◆ **WHAT IS REQUIRED**: The word "this" occurs in some of the lines below; copy each of those lines.

◆ **EXERCISE MATERIAL**:
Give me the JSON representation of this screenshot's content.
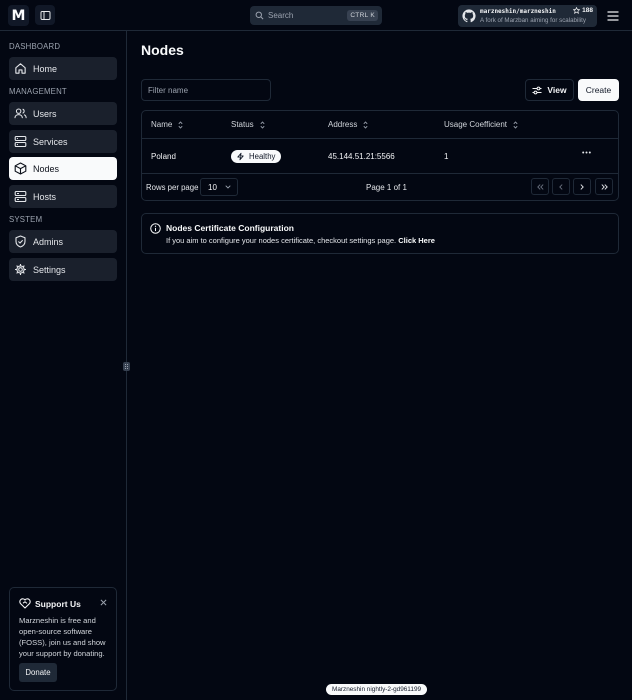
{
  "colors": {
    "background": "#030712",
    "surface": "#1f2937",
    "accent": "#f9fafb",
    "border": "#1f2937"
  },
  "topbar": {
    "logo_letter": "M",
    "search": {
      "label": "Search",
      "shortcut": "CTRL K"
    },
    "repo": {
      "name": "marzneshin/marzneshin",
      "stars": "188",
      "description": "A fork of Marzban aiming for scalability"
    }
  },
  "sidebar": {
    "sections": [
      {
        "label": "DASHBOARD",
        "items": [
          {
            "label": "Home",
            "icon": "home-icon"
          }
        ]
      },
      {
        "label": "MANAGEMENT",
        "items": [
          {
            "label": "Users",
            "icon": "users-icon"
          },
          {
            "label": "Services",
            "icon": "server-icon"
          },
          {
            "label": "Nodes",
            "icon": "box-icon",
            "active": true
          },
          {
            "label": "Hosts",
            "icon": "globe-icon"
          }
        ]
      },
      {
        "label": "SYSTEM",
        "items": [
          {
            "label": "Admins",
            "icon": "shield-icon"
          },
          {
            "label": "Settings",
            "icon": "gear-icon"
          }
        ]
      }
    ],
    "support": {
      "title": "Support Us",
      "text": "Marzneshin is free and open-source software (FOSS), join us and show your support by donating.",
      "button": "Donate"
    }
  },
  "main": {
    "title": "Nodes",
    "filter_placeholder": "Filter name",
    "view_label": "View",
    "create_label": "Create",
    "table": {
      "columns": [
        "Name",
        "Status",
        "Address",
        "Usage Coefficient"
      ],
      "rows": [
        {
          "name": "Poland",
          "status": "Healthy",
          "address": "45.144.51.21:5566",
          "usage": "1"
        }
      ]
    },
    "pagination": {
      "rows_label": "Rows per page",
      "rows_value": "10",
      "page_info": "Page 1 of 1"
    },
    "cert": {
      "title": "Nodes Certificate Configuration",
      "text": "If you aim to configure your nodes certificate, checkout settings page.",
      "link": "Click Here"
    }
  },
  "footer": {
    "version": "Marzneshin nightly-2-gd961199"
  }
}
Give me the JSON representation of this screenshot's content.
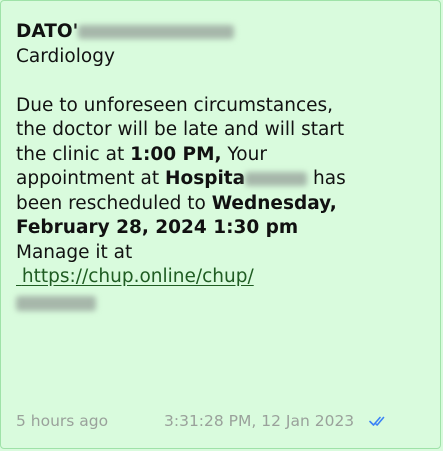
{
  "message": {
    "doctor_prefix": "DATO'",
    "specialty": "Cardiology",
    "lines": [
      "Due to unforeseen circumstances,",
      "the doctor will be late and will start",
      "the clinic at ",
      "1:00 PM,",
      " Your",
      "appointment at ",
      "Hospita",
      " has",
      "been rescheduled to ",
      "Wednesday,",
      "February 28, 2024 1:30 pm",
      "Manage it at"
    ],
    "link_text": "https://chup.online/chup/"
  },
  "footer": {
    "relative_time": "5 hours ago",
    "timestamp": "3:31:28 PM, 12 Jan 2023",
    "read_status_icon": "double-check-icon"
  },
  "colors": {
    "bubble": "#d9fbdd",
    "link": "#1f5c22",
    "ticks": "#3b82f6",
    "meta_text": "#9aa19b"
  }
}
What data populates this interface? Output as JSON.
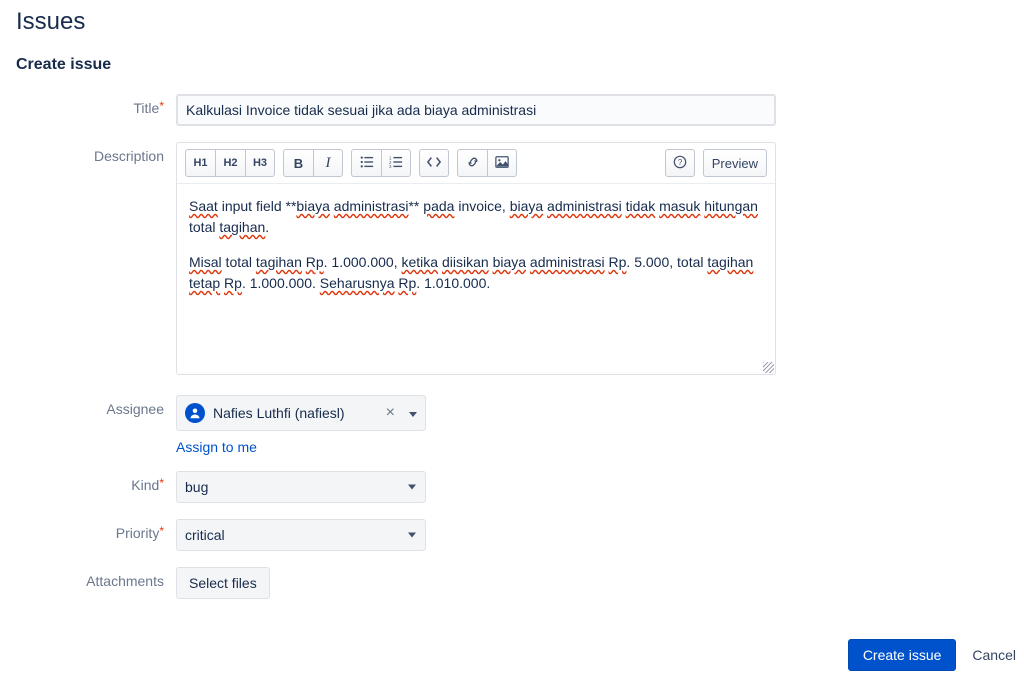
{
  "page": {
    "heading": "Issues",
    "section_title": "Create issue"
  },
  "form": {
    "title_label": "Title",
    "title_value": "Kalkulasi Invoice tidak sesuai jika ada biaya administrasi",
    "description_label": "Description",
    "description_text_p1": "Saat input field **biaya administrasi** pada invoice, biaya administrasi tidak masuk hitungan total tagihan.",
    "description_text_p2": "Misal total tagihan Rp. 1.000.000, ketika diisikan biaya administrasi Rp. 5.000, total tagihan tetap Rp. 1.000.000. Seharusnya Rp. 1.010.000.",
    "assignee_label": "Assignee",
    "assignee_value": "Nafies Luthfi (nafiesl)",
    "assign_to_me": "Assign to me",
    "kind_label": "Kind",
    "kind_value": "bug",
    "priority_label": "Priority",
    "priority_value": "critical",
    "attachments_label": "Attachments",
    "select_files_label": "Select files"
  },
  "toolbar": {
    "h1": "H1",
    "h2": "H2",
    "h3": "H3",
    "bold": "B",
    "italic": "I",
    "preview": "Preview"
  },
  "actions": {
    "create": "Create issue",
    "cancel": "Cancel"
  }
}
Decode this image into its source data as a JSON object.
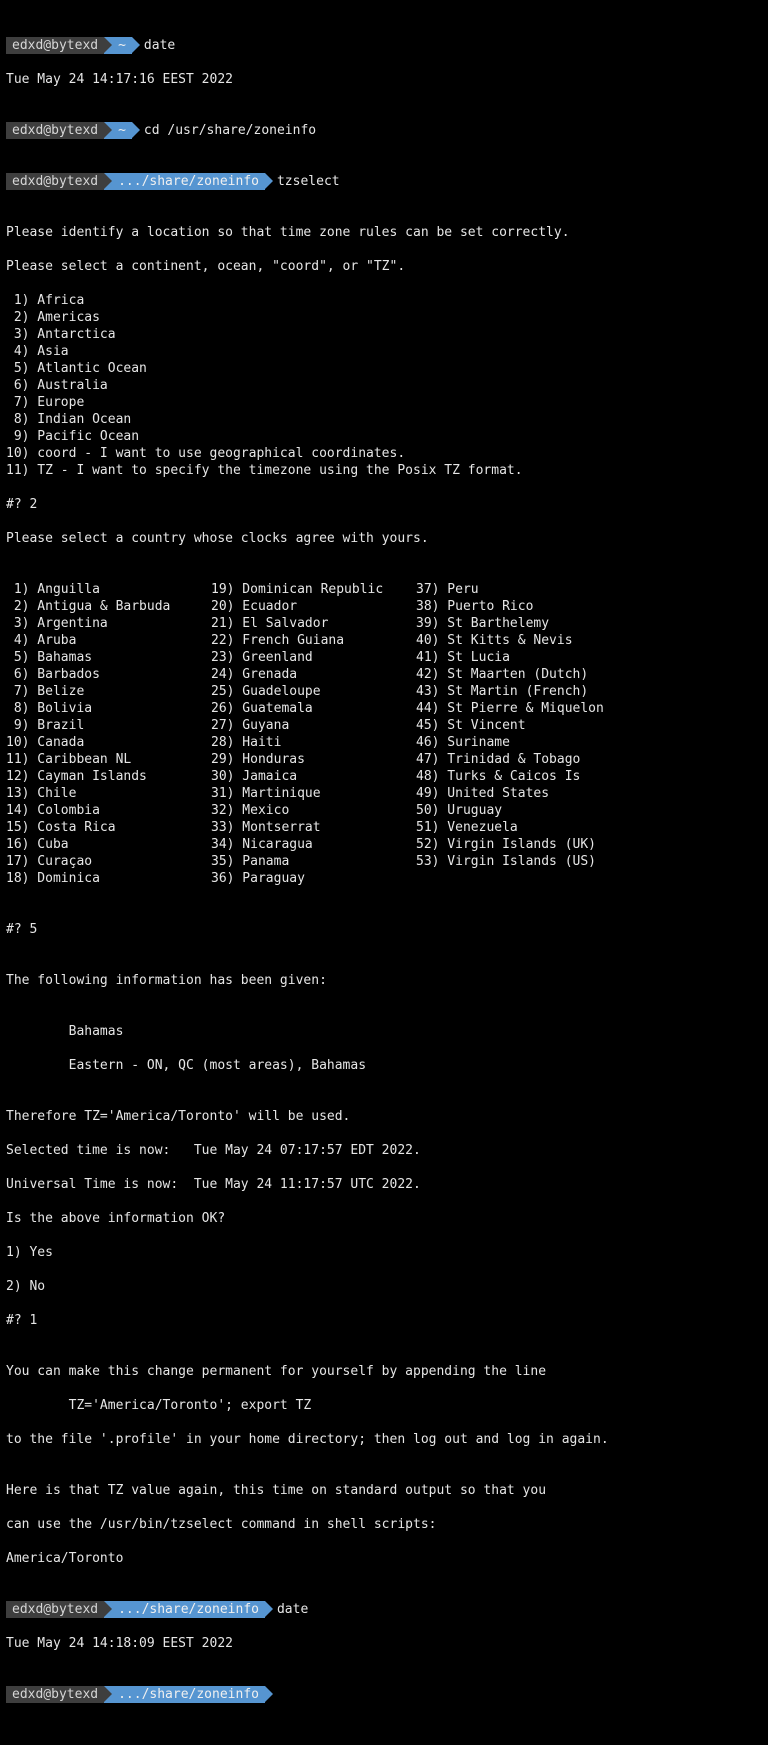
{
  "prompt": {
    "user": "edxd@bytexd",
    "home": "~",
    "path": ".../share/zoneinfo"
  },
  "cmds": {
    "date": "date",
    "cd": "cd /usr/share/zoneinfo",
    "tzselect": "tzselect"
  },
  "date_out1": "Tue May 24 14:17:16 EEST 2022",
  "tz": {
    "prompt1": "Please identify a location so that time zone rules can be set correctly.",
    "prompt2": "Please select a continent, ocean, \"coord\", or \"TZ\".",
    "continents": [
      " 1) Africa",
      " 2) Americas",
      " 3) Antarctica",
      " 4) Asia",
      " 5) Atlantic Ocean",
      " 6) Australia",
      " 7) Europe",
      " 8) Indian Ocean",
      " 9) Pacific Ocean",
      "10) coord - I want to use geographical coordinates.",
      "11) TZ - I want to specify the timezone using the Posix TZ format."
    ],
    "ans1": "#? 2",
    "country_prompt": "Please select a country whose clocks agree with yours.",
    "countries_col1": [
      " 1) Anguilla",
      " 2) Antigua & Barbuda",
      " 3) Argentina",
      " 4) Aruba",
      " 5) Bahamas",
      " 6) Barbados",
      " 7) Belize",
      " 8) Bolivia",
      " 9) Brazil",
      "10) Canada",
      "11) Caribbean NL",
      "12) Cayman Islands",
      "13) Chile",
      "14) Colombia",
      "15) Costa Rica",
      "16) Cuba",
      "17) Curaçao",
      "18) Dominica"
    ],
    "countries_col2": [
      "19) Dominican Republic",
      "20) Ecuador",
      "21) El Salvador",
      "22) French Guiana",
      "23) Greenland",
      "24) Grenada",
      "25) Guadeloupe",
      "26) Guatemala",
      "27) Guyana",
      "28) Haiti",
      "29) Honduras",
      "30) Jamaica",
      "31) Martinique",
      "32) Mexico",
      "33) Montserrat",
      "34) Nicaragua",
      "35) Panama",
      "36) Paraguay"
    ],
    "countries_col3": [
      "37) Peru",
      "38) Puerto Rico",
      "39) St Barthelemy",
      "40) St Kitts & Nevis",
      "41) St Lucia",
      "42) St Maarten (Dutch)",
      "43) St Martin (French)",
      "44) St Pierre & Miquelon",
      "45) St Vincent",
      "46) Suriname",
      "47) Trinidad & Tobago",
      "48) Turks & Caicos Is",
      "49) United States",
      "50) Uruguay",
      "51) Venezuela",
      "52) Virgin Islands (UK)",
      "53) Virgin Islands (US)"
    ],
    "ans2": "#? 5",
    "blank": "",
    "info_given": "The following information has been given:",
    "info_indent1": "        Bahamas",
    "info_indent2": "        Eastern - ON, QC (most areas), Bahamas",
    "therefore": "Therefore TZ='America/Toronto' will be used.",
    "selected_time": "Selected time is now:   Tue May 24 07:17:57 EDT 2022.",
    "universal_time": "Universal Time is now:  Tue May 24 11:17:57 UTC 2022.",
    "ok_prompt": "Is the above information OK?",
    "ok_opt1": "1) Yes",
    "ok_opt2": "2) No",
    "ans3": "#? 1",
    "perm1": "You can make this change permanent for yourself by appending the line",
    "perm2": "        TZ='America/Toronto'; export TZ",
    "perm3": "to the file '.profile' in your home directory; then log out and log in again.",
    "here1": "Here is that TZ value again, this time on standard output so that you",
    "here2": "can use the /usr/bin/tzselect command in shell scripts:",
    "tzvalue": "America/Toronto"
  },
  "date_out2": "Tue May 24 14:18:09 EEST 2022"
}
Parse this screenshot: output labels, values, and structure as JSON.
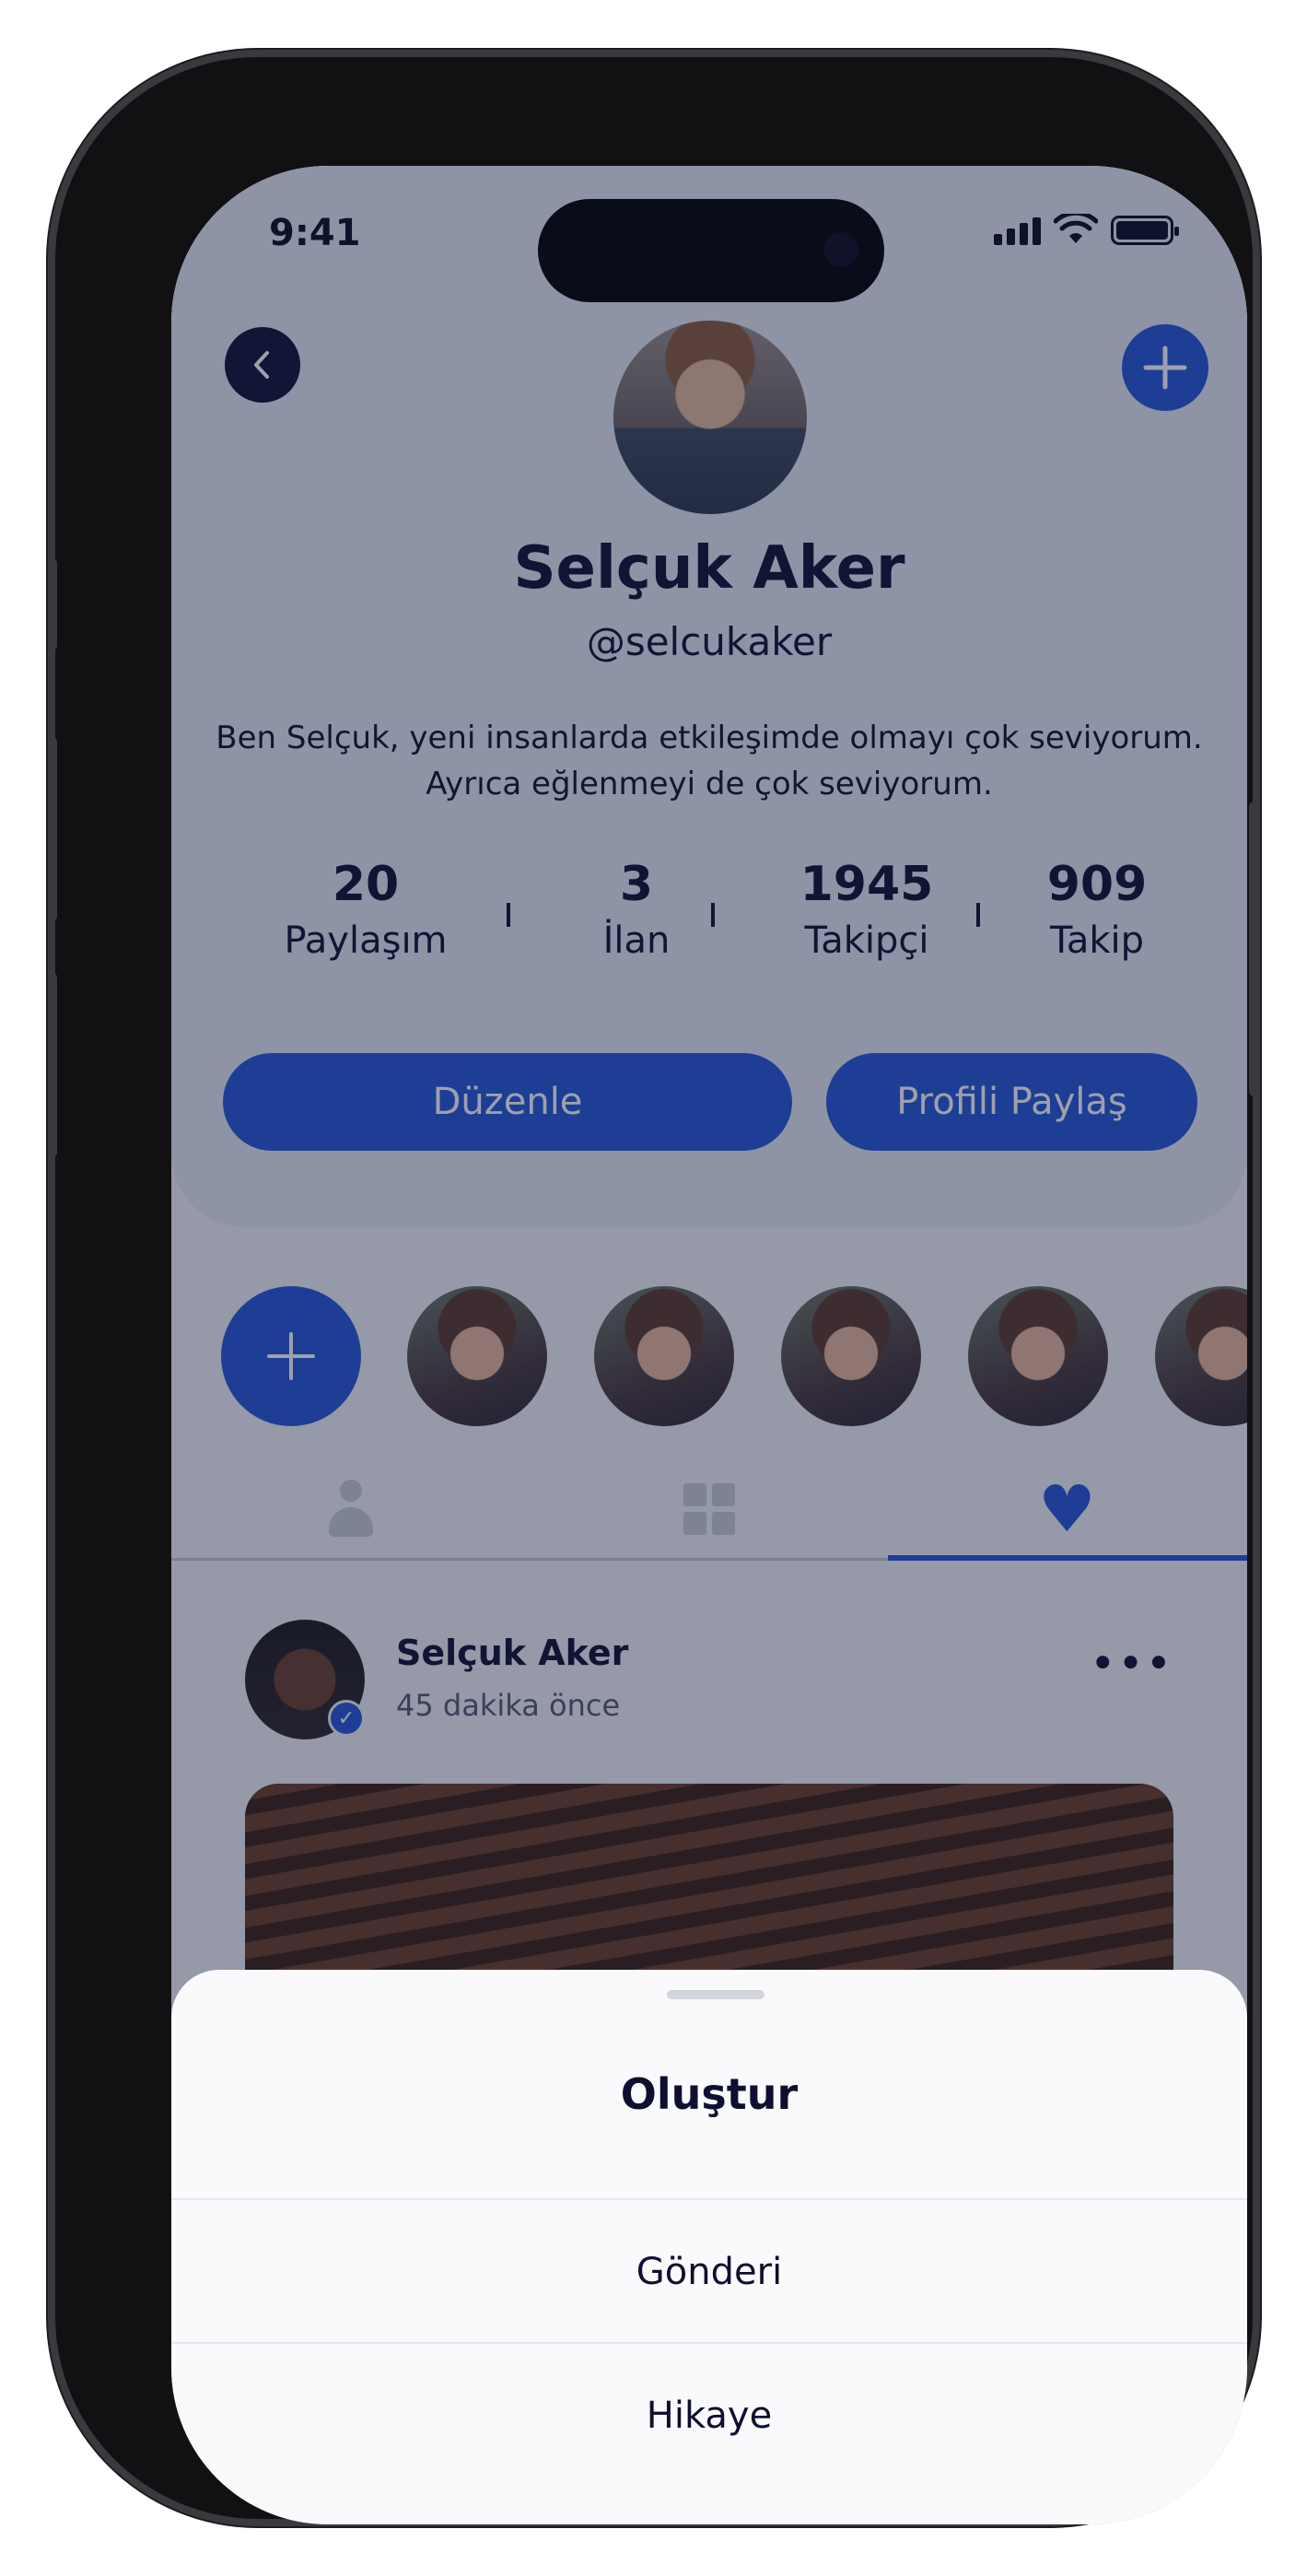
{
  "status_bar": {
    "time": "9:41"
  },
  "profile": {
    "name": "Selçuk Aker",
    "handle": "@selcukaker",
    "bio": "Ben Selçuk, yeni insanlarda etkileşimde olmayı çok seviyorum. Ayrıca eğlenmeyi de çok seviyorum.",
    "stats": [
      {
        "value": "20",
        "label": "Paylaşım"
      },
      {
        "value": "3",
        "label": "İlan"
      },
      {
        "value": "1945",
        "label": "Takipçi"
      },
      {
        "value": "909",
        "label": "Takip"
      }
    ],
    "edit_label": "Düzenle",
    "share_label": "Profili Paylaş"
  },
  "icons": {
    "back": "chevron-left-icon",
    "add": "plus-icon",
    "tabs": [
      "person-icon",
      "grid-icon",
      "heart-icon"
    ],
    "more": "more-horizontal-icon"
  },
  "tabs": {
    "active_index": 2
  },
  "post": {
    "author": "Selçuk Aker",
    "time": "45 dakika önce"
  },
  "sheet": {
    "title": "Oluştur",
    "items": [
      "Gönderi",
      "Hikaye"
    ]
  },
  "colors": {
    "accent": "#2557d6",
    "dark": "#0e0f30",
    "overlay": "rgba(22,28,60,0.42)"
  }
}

◆ **RESPONSE BELOW**:
Give me the JSON representation of this screenshot's content.
Give me the JSON representation of this screenshot's content.
What data populates this interface? Output as JSON.
Decode this image into its source data as a JSON object.
    "perm1": "You can make this change permanent for yourself by appending the line",
    "here1": "Here is that TZ value again, this time on standard output so that you",
Parse this screenshot: output labels, values, and structure as JSON.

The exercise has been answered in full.